Heating and cooling buildings is an energy-intensive process, so we need more efficient systems that can work around the year.
Coatings that can cool a building in hot climates and warm it in cold climates.
Researchers at the Harbin Institute of Technology in China have developed a new color-changing coating for buildings that can change properties in both winters and summers.
The coating is inspired by the temperature-adaptive skin color of chameleons.
Deserts undergo drastic temperature shifts within a day, with daytime temperatures soaring and plummeting rapidly once the sun sets, resulting in chilly nights.
The Namaqua chameleon in southwestern Africa changes color to manage its body temperature in response to these extreme conditions. During the sunny daytime, it turns grey to reflect sunlight and stay cool. As night falls, it shifts to a dark brown to absorb heat and remain warm.
How effective was the coating?
Researchers created the coating by mixing microcapsules of thermochromic material, specialized binders, and microparticles into a suspension. They applied it to a metal surface either by spraying or brushing.
When exposed to sunlight, the coating shifted from dark to light grey at 68°F (20°C) and began reflecting 93% of solar radiation at 86°F (30°C). Even at 175°F (80°C), the material remained undamaged.
The coating performed better than passive radiative cooling in winter for warmth.
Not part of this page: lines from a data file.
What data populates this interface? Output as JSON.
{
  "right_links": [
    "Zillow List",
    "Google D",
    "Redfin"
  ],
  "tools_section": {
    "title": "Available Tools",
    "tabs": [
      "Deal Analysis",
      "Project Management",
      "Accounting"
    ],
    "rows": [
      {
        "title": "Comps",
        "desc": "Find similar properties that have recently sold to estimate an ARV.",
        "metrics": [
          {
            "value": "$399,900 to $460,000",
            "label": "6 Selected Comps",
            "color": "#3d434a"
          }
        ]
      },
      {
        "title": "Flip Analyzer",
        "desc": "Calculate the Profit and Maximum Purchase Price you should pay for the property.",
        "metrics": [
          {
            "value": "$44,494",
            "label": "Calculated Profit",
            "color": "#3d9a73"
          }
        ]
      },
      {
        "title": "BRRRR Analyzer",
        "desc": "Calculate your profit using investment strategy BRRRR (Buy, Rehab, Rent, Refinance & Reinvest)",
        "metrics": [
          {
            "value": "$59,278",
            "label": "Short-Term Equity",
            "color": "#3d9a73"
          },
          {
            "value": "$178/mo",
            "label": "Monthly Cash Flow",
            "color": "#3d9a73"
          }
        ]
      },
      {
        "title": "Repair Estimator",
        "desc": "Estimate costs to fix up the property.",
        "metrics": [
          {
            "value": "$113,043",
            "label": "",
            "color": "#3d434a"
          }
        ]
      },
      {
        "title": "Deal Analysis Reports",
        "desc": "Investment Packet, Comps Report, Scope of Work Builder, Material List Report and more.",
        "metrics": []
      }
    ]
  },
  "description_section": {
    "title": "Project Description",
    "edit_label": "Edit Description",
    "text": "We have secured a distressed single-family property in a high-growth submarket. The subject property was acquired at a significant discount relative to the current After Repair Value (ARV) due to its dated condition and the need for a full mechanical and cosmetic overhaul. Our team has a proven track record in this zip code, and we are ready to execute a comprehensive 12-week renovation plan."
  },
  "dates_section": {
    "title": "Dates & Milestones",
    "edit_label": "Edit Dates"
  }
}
It outperformed tiles and white paint in summer for cooling. Additionally, it smoothly transitioned between heating and cooling in spring and fall.